The emerging world of 2D materials and their heterostructures

  • 2018-04-04
  • Prof. G.P. Das,Indian Association for Cultivation of Science,Kolkata

In the post-Graphene era, there has been a significant upsurge of interest on materials thinned down to its one or few atomic / molecular layer limit, and then exploring the new physics and applications emanating from these two-dimensional (2D) or quasi-2D nanostructures. Apart from Graphene and its analogues, there have been attempts to form 2D alloy nanosheets exhibiting tunable band gap. The other emerging class of 2D material that is being explored exhaustively is the layered transition metal dichalcogenide family viz.
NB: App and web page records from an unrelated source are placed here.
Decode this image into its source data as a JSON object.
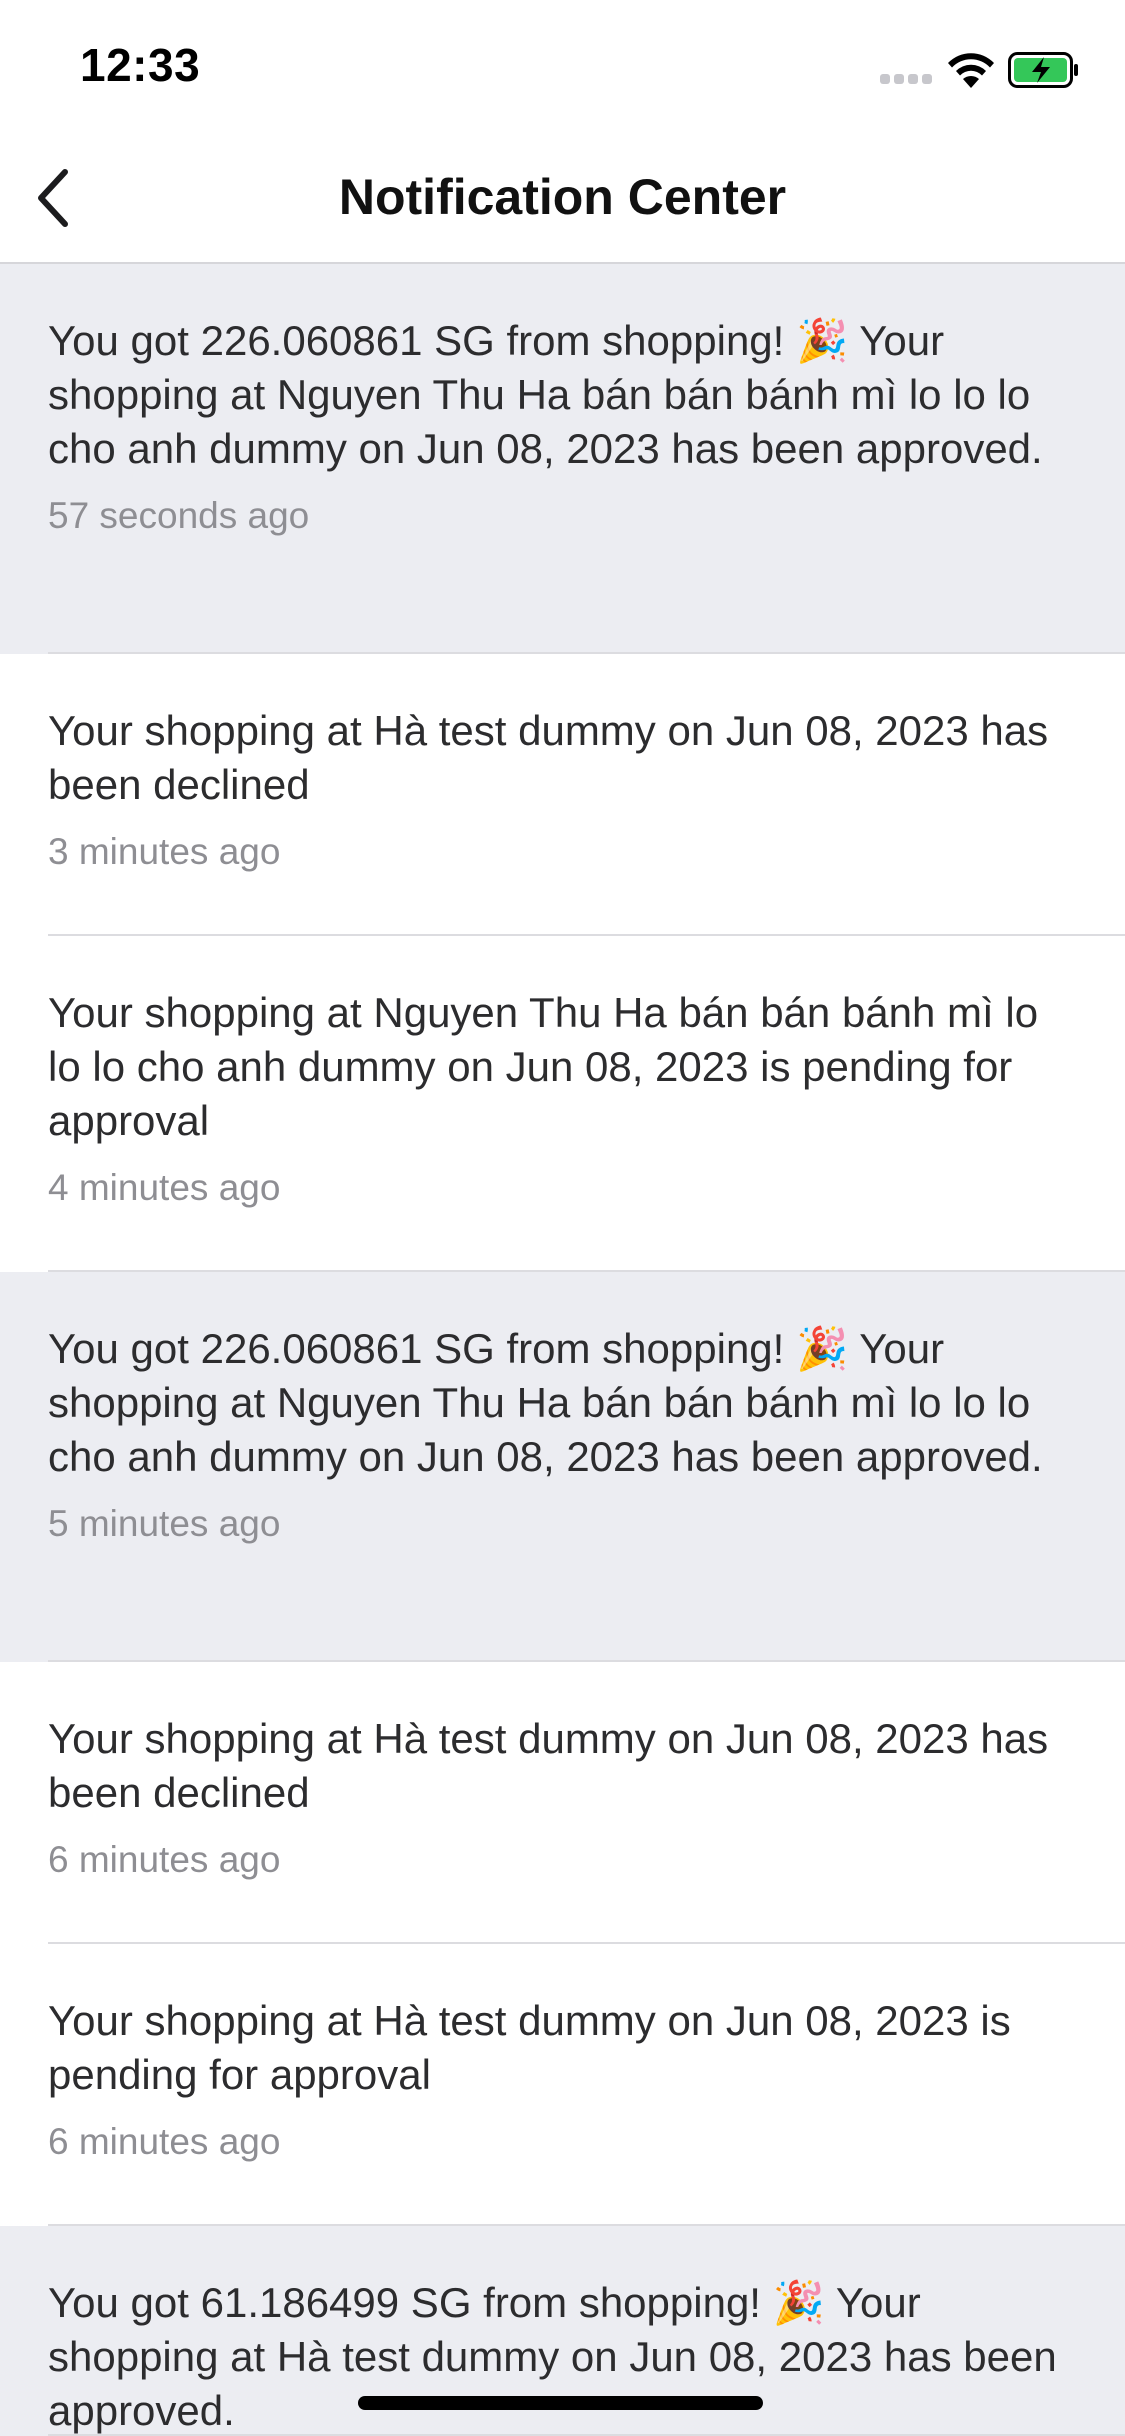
{
  "status_bar": {
    "time": "12:33"
  },
  "nav": {
    "title": "Notification Center"
  },
  "notifications": [
    {
      "text": "You got 226.060861 SG from shopping! 🎉 Your shopping at Nguyen Thu Ha bán bán bánh mì lo lo lo cho anh dummy on Jun 08, 2023 has been approved.",
      "time": "57 seconds ago",
      "unread": true
    },
    {
      "text": "Your shopping at Hà test dummy on Jun 08, 2023 has been declined",
      "time": "3 minutes ago",
      "unread": false
    },
    {
      "text": "Your shopping at Nguyen Thu Ha bán bán bánh mì lo lo lo cho anh dummy on Jun 08, 2023 is pending for approval",
      "time": "4 minutes ago",
      "unread": false
    },
    {
      "text": "You got 226.060861 SG from shopping! 🎉 Your shopping at Nguyen Thu Ha bán bán bánh mì lo lo lo cho anh dummy on Jun 08, 2023 has been approved.",
      "time": "5 minutes ago",
      "unread": true
    },
    {
      "text": "Your shopping at Hà test dummy on Jun 08, 2023 has been declined",
      "time": "6 minutes ago",
      "unread": false
    },
    {
      "text": "Your shopping at Hà test dummy on Jun 08, 2023 is pending for approval",
      "time": "6 minutes ago",
      "unread": false
    },
    {
      "text": "You got 61.186499 SG from shopping! 🎉 Your shopping at Hà test dummy on Jun 08, 2023 has been approved.",
      "time": "",
      "unread": true
    }
  ],
  "colors": {
    "unread_background": "#ecedf2",
    "read_background": "#ffffff",
    "timestamp": "#8e8e93",
    "battery_fill": "#34c759"
  },
  "icons": {
    "back": "chevron-left-icon",
    "wifi": "wifi-icon",
    "battery": "battery-charging-icon",
    "signal": "cellular-signal-icon"
  }
}
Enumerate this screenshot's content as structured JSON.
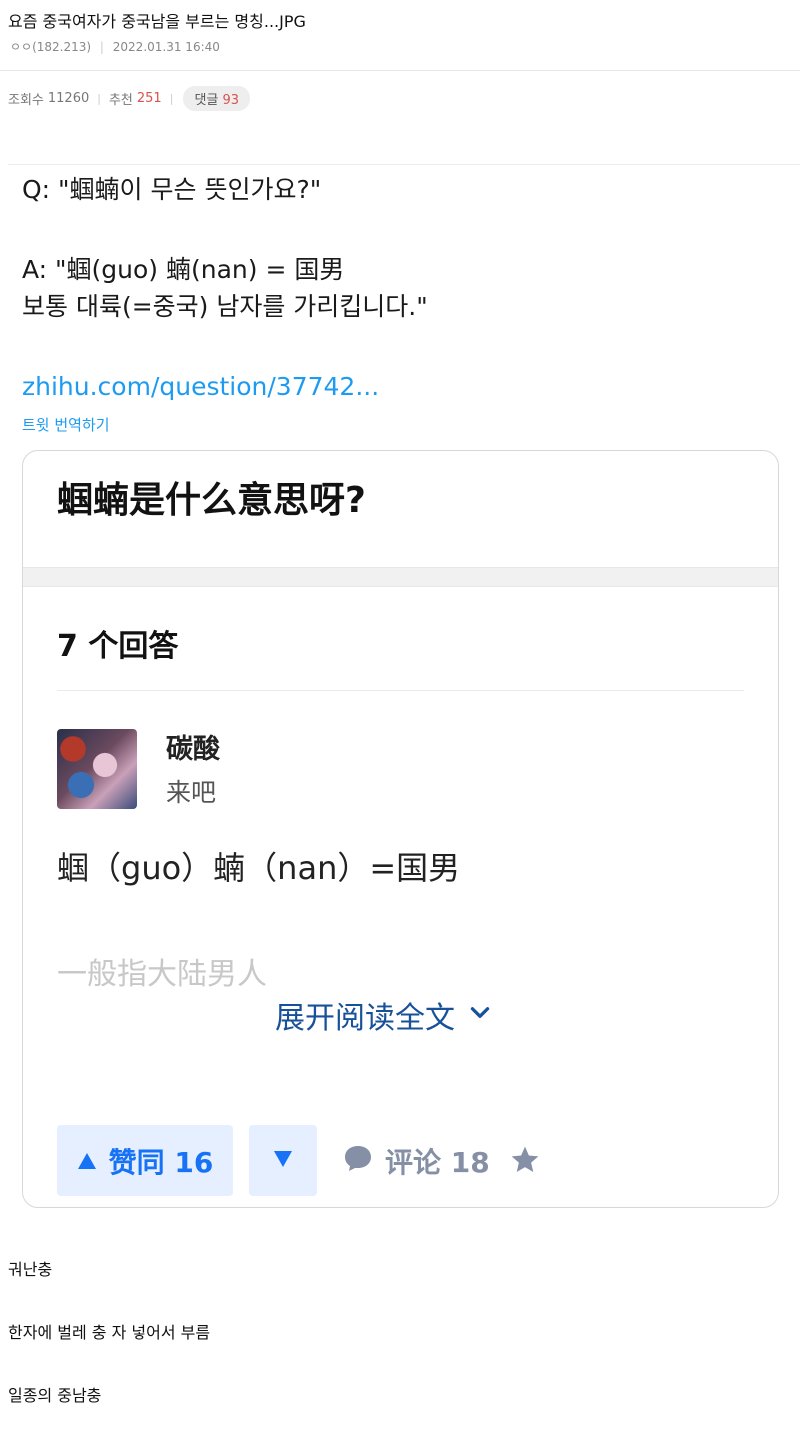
{
  "post": {
    "title": "요즘 중국여자가 중국남을 부르는 명칭...JPG",
    "author": "ㅇㅇ(182.213)",
    "date": "2022.01.31 16:40",
    "views_label": "조회수",
    "views": "11260",
    "recommend_label": "추천",
    "recommend": "251",
    "comments_label": "댓글",
    "comments": "93"
  },
  "tweet": {
    "q_line": "Q: \"蝈蝻이 무슨 뜻인가요?\"",
    "a_line1": "A: \"蝈(guo) 蝻(nan) = 国男",
    "a_line2": "보통 대륙(=중국) 남자를 가리킵니다.\"",
    "link": "zhihu.com/question/37742...",
    "translate": "트윗 번역하기"
  },
  "card": {
    "question_title": "蝈蝻是什么意思呀?",
    "answers_count": "7 个回答",
    "author_name": "碳酸",
    "author_bio": "来吧",
    "answer_line1": "蝈（guo）蝻（nan）=国男",
    "answer_line2": "一般指大陆男人",
    "expand_label": "展开阅读全文",
    "upvote_label": "赞同 16",
    "comment_label": "评论 18"
  },
  "body": {
    "line1": "궈난충",
    "line2": "한자에 벌레 충 자 넣어서 부름",
    "line3": "일종의 중남충"
  },
  "colors": {
    "link_blue": "#1d9bf0",
    "zhihu_blue": "#1772f6",
    "zhihu_dark_blue": "#175199",
    "recommend_red": "#d9534f"
  },
  "icons": [
    "chevron-down-icon",
    "upvote-triangle-icon",
    "downvote-triangle-icon",
    "comment-bubble-icon",
    "star-icon"
  ]
}
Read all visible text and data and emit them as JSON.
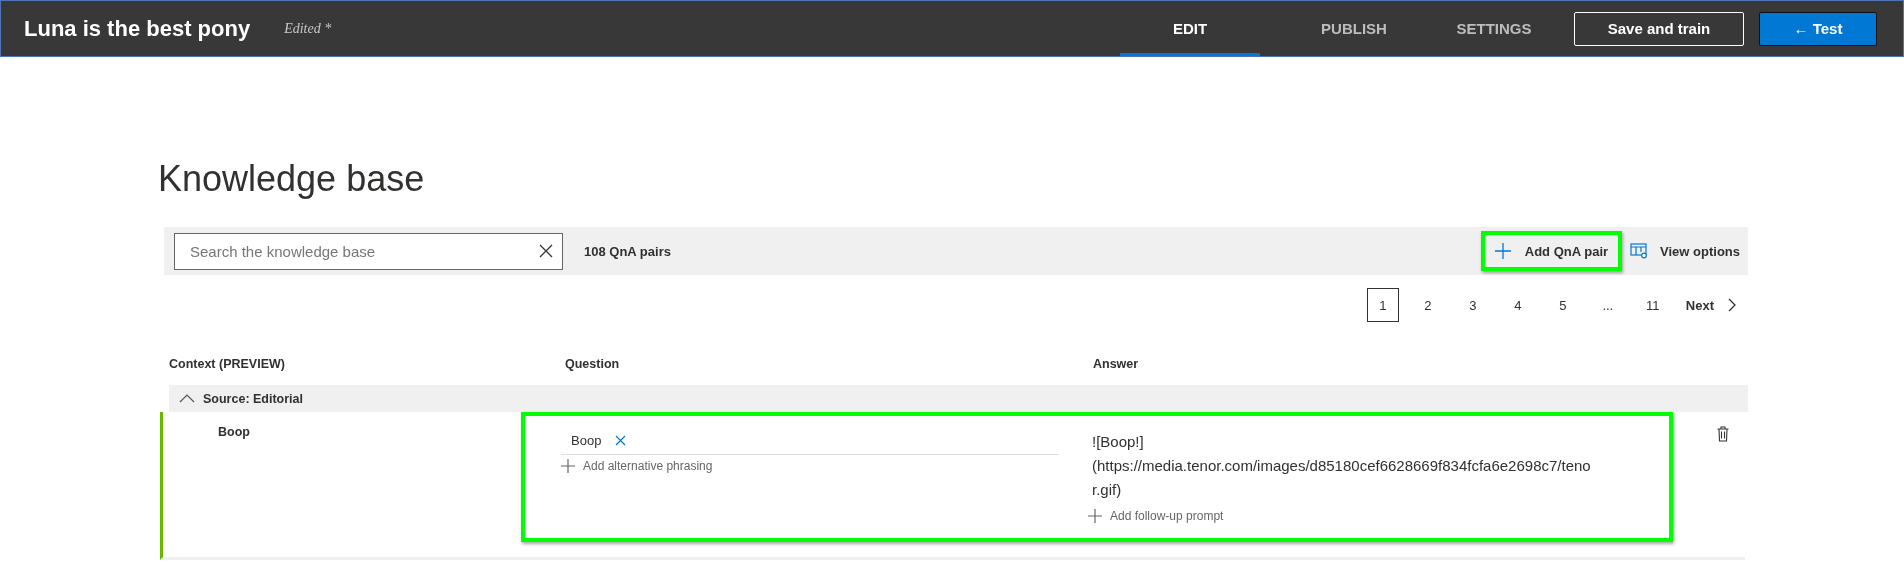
{
  "header": {
    "title": "Luna is the best pony",
    "status": "Edited *",
    "tabs": [
      {
        "label": "EDIT",
        "selected": true
      },
      {
        "label": "PUBLISH",
        "selected": false
      },
      {
        "label": "SETTINGS",
        "selected": false
      }
    ],
    "buttons": [
      {
        "label": "Save and train",
        "kind": "secondary"
      },
      {
        "label": "← Test",
        "kind": "primary"
      }
    ]
  },
  "page_title": "Knowledge base",
  "toolbar": {
    "search": {
      "placeholder": "Search the knowledge base"
    },
    "count": "108 QnA pairs",
    "actions": [
      {
        "label": "Add QnA pair",
        "kind": "add",
        "highlighted": true
      },
      {
        "label": "View options",
        "kind": "view",
        "highlighted": false
      }
    ]
  },
  "pagination": {
    "pages": [
      {
        "label": "1",
        "selected": true
      },
      {
        "label": "2",
        "selected": false
      },
      {
        "label": "3",
        "selected": false
      },
      {
        "label": "4",
        "selected": false
      },
      {
        "label": "5",
        "selected": false
      },
      {
        "label": "...",
        "selected": false
      },
      {
        "label": "11",
        "selected": false
      }
    ],
    "next": "Next"
  },
  "table": {
    "columns": [
      "Context (PREVIEW)",
      "Question",
      "Answer"
    ],
    "groups": [
      {
        "label": "Source: Editorial",
        "expanded": true,
        "rows": [
          {
            "context": "Boop",
            "highlighted": true,
            "questions": [
              "Boop"
            ],
            "add_phrasing": "Add alternative phrasing",
            "answer": "![Boop!](https://media.tenor.com/images/d85180cef6628669f834fcfa6e2698c7/tenor.gif)",
            "add_prompt": "Add follow-up prompt"
          }
        ]
      }
    ]
  }
}
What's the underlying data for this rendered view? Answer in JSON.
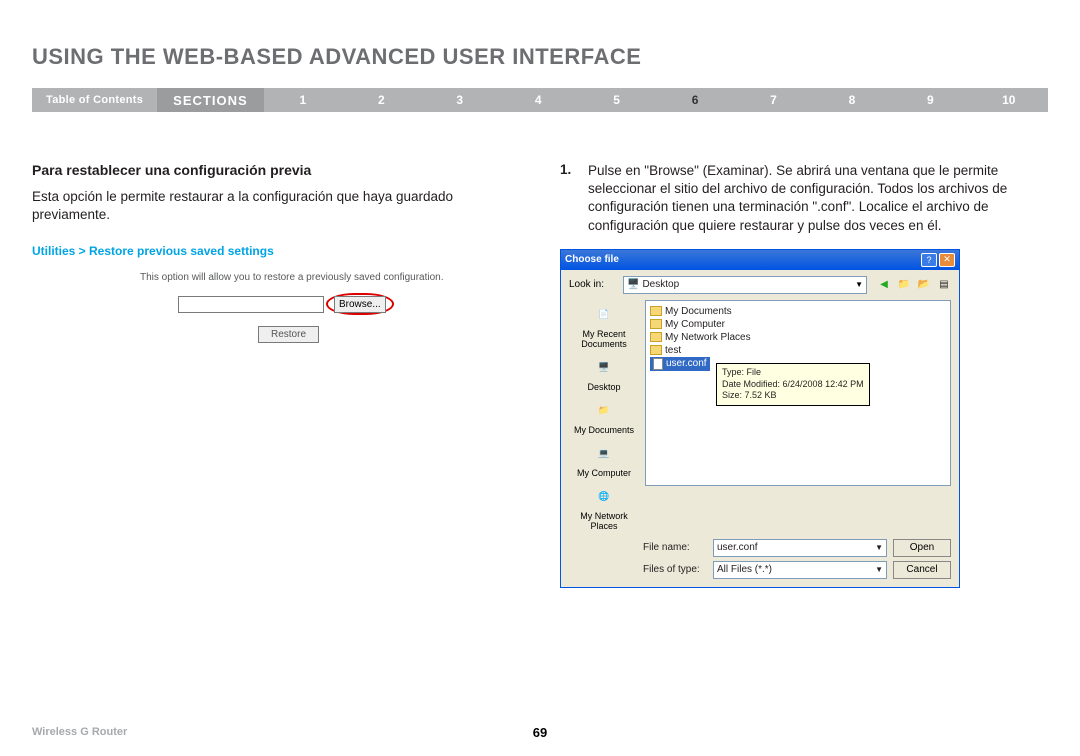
{
  "title": "USING THE WEB-BASED ADVANCED USER INTERFACE",
  "nav": {
    "toc": "Table of Contents",
    "sections": "SECTIONS",
    "nums": [
      "1",
      "2",
      "3",
      "4",
      "5",
      "6",
      "7",
      "8",
      "9",
      "10"
    ],
    "active": "6"
  },
  "left": {
    "subhead": "Para restablecer una configuración previa",
    "para": "Esta opción le permite restaurar a la configuración que haya guardado previamente.",
    "breadcrumb": "Utilities > Restore previous saved settings",
    "caption": "This option will allow you to restore a previously saved configuration.",
    "browse": "Browse...",
    "restore": "Restore"
  },
  "right": {
    "num": "1.",
    "text": "Pulse en \"Browse\" (Examinar). Se abrirá una ventana que le permite seleccionar el sitio del archivo de configuración. Todos los archivos de configuración tienen una terminación \".conf\". Localice el archivo de configuración que quiere restaurar y pulse dos veces en él."
  },
  "dialog": {
    "title": "Choose file",
    "lookin_label": "Look in:",
    "lookin_value": "Desktop",
    "sidebar": [
      "My Recent Documents",
      "Desktop",
      "My Documents",
      "My Computer",
      "My Network Places"
    ],
    "files": [
      {
        "name": "My Documents",
        "type": "folder"
      },
      {
        "name": "My Computer",
        "type": "folder"
      },
      {
        "name": "My Network Places",
        "type": "folder"
      },
      {
        "name": "test",
        "type": "folder"
      },
      {
        "name": "user.conf",
        "type": "file",
        "selected": true
      }
    ],
    "tooltip": {
      "l1": "Type: File",
      "l2": "Date Modified: 6/24/2008 12:42 PM",
      "l3": "Size: 7.52 KB"
    },
    "filename_label": "File name:",
    "filename_value": "user.conf",
    "filetype_label": "Files of type:",
    "filetype_value": "All Files (*.*)",
    "open": "Open",
    "cancel": "Cancel"
  },
  "footer": {
    "product": "Wireless G Router",
    "page": "69"
  }
}
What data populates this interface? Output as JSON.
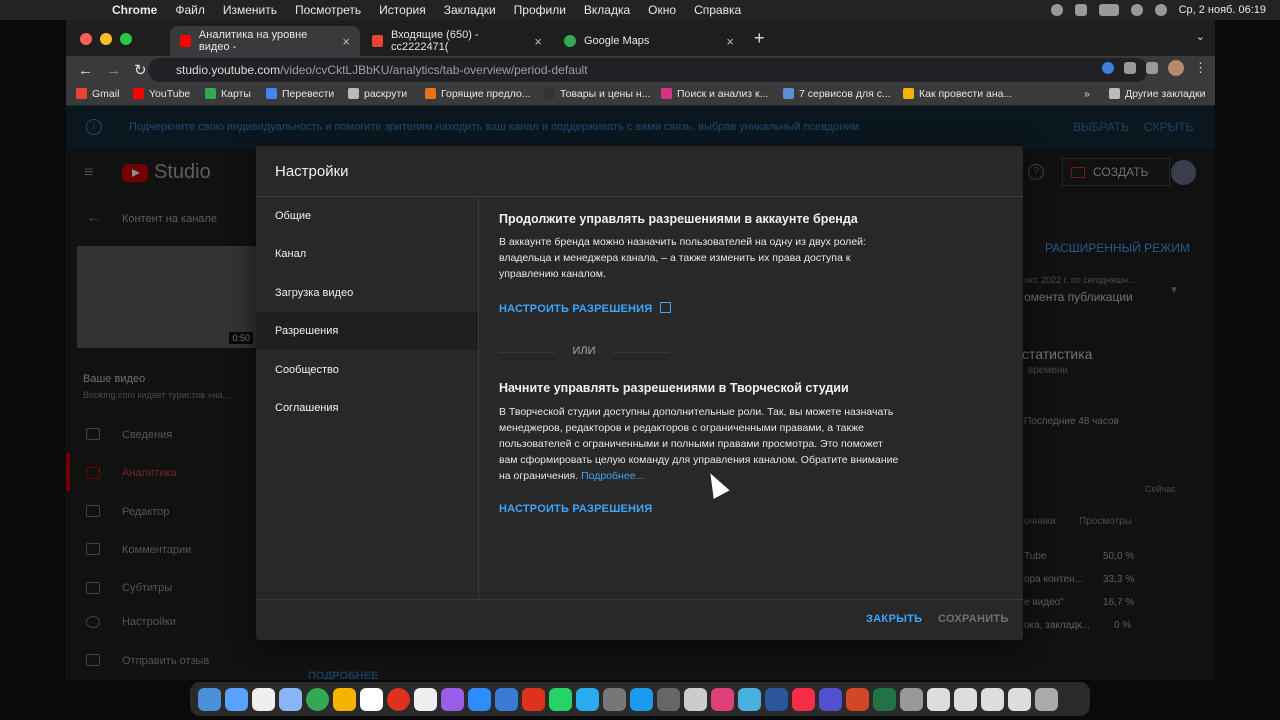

MX2 (M=TM, X=S, Se, Te). For example, there is an interesting manifestation of quantum size effect on the electronic behavior of layered VX2 as a function of the number of layers. Many of these quasi-2D TMDC’s, grown epitaxially on metallic or semiconducting substrates, result in lattice matched / mismatched heterostructures with different kinds of bonding ranging from weak Van der Waals bonding to relatively stronger ionic/covalent bonding. Physical and chemical properties of such overlayers often get modulated by the sub-surface layers of the corresponding substrates, leading to manifestation of new properties. In this talk, I shall discuss how density functional theory (DFT) based first principles simulation can be used in designing different classes of 2D materials and also to functionalize these for various applications in materials science and device physics. Finally, I shall highlight the increasing relevance of combining machine learning and combinatorial techniques with DFT data base on 2D and quasi-2D materials.

Prof. G.P. Das is a condensed matter physicist and a materials scientist working as a senior professor in the Indian Association for the Cultivation of Science (IACS) in Kolkata. His research interests span a wide cross-section encompassing spintronics materials, hydrogen storage materials, two dimensional nanostructures beyond graphene, and various quantum structures. He served as visiting scientist in several institutes abroad viz. Max Planck Institute Stuttgart (Germany), Virginia Commonwealth University, Richmond (USA), Institute of Materials Research, Sendai (Japan), University of New South Wales (Australia), and also as distinguished visiting professor in several institutes in India. He has spearheaded a number of national and international research programmes, such as the Asian Consortium for Computational Materials Science (ACCMS), Asian Hydrogen Storage Initiative, and Coordinated Research Programme on Spintronics materials.​